Task prompt:
Please copy out every line in the records below that includes the word "JSON".

BEGIN Entries shown

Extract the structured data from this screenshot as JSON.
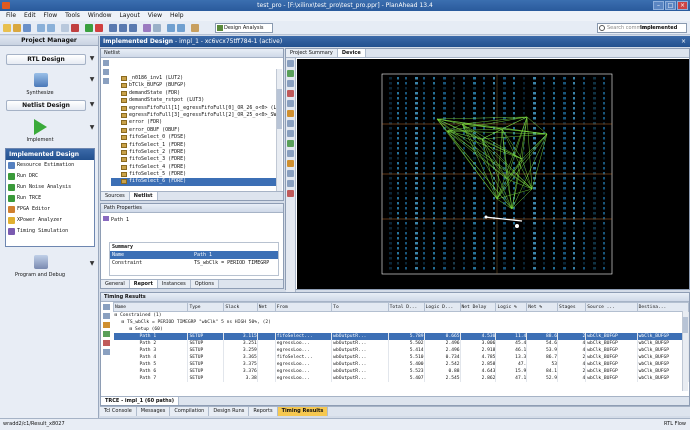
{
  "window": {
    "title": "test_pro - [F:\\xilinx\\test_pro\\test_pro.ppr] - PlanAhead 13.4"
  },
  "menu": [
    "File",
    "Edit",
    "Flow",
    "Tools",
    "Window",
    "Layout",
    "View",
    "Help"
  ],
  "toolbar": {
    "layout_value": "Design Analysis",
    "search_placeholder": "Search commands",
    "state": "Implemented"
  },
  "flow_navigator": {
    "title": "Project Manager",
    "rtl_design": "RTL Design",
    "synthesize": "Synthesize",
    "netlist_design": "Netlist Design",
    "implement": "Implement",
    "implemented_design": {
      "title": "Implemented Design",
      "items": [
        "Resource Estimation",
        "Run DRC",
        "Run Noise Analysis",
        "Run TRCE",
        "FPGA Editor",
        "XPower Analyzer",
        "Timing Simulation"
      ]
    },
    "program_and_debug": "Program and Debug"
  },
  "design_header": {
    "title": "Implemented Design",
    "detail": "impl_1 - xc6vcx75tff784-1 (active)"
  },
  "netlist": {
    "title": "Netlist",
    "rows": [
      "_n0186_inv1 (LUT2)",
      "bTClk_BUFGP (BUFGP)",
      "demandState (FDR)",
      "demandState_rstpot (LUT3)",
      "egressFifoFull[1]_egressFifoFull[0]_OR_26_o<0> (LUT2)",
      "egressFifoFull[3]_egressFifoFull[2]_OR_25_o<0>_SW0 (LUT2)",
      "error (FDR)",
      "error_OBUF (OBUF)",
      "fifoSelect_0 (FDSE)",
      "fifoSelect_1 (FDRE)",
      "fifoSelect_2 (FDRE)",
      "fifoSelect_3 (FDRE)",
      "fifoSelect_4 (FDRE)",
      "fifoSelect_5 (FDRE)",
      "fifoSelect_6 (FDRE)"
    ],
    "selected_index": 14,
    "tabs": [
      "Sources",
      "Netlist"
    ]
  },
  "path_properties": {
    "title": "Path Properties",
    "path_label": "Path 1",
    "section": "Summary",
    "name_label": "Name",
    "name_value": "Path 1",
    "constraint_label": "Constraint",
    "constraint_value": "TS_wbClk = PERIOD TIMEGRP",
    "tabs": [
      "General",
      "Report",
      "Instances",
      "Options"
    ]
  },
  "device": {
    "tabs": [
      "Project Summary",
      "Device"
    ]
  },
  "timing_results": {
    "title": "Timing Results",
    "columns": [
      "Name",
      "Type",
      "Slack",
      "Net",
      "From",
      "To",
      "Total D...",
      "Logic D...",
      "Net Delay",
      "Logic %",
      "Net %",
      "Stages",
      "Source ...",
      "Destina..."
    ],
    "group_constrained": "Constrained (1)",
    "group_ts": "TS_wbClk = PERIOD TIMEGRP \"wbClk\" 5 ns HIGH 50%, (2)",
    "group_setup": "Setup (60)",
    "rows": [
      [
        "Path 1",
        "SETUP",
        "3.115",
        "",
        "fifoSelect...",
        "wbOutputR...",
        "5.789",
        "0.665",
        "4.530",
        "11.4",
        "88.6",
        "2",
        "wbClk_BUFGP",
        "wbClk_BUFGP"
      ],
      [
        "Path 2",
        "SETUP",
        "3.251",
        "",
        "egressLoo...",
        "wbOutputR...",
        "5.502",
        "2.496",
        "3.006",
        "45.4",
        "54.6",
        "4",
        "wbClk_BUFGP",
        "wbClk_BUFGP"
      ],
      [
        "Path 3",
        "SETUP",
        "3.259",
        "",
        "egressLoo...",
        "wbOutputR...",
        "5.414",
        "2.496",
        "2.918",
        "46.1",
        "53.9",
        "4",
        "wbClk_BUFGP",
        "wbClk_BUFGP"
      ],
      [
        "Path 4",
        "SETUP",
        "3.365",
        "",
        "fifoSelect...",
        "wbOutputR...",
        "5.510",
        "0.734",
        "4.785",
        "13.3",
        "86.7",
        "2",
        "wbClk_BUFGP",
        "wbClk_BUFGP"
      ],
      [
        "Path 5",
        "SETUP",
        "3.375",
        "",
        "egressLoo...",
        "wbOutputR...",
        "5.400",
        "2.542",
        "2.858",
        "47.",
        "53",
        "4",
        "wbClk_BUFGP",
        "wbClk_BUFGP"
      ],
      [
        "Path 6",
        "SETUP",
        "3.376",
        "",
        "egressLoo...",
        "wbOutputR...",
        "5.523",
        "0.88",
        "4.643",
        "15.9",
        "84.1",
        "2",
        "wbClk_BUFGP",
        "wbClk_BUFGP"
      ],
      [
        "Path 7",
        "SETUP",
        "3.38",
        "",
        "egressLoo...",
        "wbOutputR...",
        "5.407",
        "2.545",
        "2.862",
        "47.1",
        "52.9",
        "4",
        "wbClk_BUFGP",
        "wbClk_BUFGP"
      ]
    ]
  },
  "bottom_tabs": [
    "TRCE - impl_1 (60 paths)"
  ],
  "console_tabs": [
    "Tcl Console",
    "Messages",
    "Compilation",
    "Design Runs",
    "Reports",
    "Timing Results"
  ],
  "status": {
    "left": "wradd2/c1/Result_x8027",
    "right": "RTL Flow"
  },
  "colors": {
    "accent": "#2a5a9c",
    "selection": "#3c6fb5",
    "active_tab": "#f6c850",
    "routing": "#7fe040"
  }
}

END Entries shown
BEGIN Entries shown

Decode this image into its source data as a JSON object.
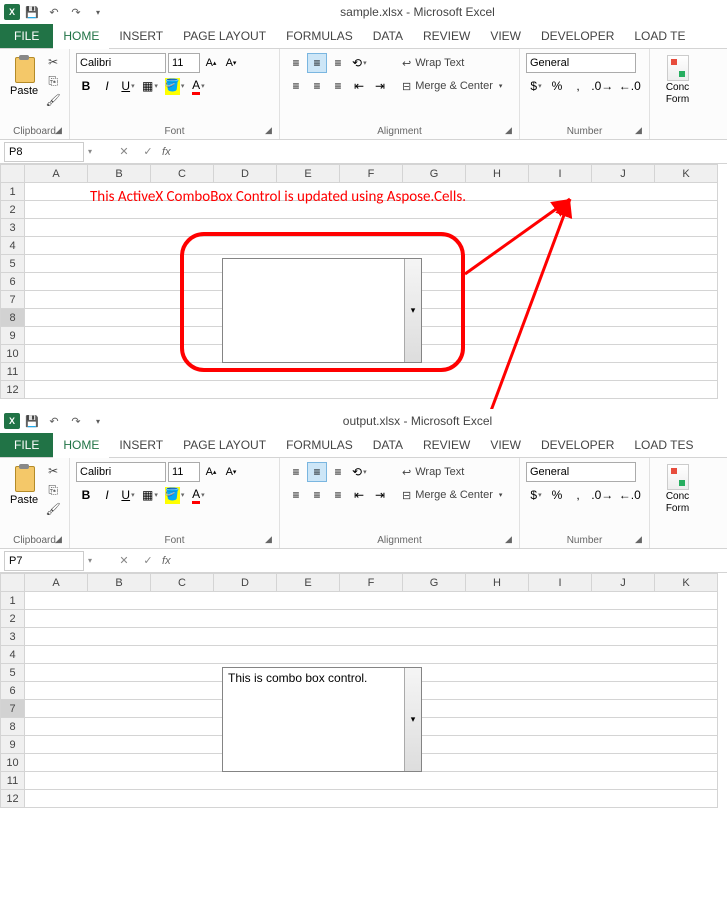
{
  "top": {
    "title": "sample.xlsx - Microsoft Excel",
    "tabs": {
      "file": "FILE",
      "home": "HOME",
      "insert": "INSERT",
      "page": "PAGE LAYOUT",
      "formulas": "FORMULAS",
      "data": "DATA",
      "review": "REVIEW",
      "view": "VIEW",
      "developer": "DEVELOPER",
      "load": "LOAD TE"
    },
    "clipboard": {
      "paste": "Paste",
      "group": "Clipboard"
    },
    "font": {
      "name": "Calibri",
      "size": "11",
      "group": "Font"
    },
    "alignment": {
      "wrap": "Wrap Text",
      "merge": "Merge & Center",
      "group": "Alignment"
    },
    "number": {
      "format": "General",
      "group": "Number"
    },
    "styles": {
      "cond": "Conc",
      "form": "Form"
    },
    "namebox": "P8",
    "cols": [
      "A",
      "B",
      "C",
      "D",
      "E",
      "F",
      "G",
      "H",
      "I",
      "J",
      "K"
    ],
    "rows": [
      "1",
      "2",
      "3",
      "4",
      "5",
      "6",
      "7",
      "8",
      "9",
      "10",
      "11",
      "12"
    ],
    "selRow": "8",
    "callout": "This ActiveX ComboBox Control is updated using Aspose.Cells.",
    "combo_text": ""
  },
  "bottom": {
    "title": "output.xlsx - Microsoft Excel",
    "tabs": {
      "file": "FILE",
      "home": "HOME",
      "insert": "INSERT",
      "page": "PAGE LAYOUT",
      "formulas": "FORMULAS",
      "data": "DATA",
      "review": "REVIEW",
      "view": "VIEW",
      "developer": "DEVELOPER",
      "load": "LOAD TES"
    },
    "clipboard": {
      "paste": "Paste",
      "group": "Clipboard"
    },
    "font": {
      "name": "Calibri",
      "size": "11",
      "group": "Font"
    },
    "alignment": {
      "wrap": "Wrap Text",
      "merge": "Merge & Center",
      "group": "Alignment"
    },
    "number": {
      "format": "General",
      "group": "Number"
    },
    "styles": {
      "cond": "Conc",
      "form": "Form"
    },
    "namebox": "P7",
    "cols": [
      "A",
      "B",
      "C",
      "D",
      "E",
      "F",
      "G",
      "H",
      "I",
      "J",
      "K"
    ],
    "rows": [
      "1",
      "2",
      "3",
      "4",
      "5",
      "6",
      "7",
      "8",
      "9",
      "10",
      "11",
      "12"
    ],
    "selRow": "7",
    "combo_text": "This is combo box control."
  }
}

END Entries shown
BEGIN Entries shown

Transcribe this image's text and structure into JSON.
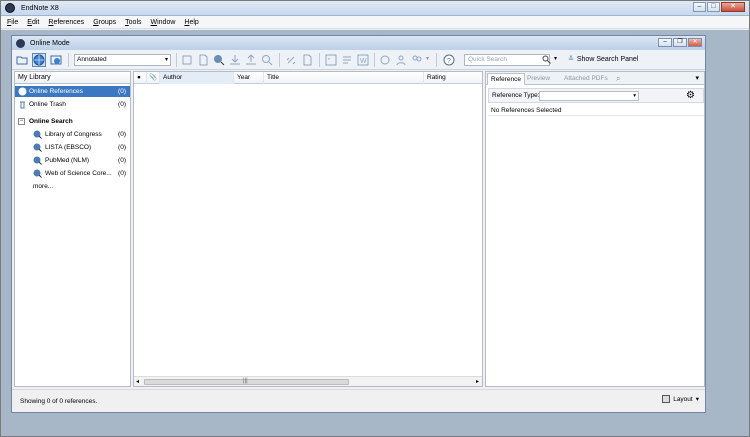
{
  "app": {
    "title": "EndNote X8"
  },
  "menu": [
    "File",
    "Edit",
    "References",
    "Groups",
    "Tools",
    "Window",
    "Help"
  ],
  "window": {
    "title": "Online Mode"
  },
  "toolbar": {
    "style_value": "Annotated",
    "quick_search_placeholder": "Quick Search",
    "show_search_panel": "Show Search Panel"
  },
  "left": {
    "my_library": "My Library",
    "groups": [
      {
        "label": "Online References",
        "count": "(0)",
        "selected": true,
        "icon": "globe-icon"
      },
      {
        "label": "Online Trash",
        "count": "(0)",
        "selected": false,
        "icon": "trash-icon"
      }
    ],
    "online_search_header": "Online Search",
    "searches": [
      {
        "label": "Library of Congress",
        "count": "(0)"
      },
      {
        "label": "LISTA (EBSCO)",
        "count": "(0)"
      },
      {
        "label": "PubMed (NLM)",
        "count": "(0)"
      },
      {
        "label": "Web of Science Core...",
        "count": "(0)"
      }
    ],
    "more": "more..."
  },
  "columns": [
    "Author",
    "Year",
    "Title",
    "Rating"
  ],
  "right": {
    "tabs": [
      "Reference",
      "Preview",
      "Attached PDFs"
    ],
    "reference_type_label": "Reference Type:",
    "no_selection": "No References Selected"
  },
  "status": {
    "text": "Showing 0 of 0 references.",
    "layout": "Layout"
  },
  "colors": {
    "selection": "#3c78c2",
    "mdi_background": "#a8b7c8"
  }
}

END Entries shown

Solution for this problem:
Extract the structured data from this screenshot as JSON.
Decode this image into its source data as a JSON object.
Transcribe this image's text and structure into JSON.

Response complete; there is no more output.